(EXTRACTED DATA Opens)

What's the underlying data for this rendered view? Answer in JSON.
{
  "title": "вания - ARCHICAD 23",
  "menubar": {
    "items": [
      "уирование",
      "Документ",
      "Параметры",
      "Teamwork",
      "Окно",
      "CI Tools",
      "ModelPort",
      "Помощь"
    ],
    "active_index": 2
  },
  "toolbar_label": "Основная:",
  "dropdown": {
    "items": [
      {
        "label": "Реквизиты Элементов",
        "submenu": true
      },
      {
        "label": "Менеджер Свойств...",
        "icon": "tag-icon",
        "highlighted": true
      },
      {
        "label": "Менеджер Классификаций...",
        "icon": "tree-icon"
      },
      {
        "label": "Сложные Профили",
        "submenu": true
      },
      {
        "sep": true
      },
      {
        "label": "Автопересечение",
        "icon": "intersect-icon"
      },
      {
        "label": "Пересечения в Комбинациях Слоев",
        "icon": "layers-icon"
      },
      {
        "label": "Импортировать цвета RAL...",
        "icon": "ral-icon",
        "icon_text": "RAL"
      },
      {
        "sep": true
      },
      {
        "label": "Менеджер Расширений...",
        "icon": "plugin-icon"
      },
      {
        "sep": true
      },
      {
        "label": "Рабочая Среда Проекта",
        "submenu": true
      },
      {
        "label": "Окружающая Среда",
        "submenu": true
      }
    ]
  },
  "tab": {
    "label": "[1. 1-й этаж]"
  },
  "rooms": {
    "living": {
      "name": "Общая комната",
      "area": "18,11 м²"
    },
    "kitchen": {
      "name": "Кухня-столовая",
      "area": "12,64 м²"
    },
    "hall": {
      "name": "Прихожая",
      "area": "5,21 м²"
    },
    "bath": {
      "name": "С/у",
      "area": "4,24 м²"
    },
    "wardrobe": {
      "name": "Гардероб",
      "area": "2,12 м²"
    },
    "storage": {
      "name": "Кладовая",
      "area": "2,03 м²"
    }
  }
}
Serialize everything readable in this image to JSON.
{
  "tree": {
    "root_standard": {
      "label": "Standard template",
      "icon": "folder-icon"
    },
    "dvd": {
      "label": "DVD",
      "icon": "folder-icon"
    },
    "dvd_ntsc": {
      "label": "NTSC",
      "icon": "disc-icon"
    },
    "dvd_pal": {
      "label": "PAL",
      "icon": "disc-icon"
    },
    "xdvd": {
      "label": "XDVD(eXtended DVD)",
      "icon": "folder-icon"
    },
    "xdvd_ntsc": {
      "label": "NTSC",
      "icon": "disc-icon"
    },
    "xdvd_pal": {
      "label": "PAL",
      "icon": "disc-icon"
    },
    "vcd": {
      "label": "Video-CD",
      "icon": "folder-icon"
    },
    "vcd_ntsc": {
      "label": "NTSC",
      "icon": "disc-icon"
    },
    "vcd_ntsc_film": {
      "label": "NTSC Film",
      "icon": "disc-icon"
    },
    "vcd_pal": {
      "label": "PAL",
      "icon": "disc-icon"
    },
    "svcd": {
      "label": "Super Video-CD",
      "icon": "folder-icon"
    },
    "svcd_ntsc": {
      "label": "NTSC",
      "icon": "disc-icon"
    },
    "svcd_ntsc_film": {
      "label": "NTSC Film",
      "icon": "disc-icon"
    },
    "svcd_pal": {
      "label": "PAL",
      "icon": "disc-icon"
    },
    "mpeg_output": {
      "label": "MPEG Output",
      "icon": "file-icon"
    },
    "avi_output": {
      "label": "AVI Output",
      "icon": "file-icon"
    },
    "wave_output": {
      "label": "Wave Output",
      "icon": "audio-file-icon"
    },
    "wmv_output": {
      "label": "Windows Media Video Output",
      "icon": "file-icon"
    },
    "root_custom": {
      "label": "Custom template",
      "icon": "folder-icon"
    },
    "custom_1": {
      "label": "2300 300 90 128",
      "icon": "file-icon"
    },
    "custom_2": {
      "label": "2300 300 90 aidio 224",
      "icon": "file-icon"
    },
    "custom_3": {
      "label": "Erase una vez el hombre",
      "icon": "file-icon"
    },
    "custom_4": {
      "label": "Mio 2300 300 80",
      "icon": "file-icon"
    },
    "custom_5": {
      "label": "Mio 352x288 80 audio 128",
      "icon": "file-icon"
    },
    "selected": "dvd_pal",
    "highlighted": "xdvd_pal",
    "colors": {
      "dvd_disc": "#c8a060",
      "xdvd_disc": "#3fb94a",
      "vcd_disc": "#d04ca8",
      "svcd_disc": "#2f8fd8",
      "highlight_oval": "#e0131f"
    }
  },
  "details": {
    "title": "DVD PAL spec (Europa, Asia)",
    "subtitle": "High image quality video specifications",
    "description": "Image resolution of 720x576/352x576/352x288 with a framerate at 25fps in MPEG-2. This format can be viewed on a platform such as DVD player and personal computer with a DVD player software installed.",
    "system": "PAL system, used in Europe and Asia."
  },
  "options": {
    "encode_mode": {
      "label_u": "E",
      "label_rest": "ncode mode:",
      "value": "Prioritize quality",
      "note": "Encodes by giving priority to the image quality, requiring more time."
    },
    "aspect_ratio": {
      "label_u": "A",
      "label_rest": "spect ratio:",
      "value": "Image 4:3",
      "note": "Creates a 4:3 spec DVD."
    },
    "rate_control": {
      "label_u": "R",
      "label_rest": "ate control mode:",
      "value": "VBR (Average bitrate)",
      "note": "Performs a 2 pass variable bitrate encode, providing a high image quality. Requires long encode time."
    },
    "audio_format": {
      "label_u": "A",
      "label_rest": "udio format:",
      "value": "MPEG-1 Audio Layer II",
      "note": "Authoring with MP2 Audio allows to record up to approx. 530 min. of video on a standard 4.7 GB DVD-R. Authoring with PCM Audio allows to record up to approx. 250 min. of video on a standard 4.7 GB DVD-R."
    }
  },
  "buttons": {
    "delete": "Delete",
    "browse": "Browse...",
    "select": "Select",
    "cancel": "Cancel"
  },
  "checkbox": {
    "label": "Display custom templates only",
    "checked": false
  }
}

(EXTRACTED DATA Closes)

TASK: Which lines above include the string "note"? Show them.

TASK RESULT:
      "note": "Encodes by giving priority to the image quality, requiring more time."
      "note": "Creates a 4:3 spec DVD."
      "note": "Performs a 2 pass variable bitrate encode, providing a high image quality. Requires long encode time."
      "note": "Authoring with MP2 Audio allows to record up to approx. 530 min. of video on a standard 4.7 GB DVD-R. Authoring with PCM Audio allows to record up to approx. 250 min. of video on a standard 4.7 GB DVD-R."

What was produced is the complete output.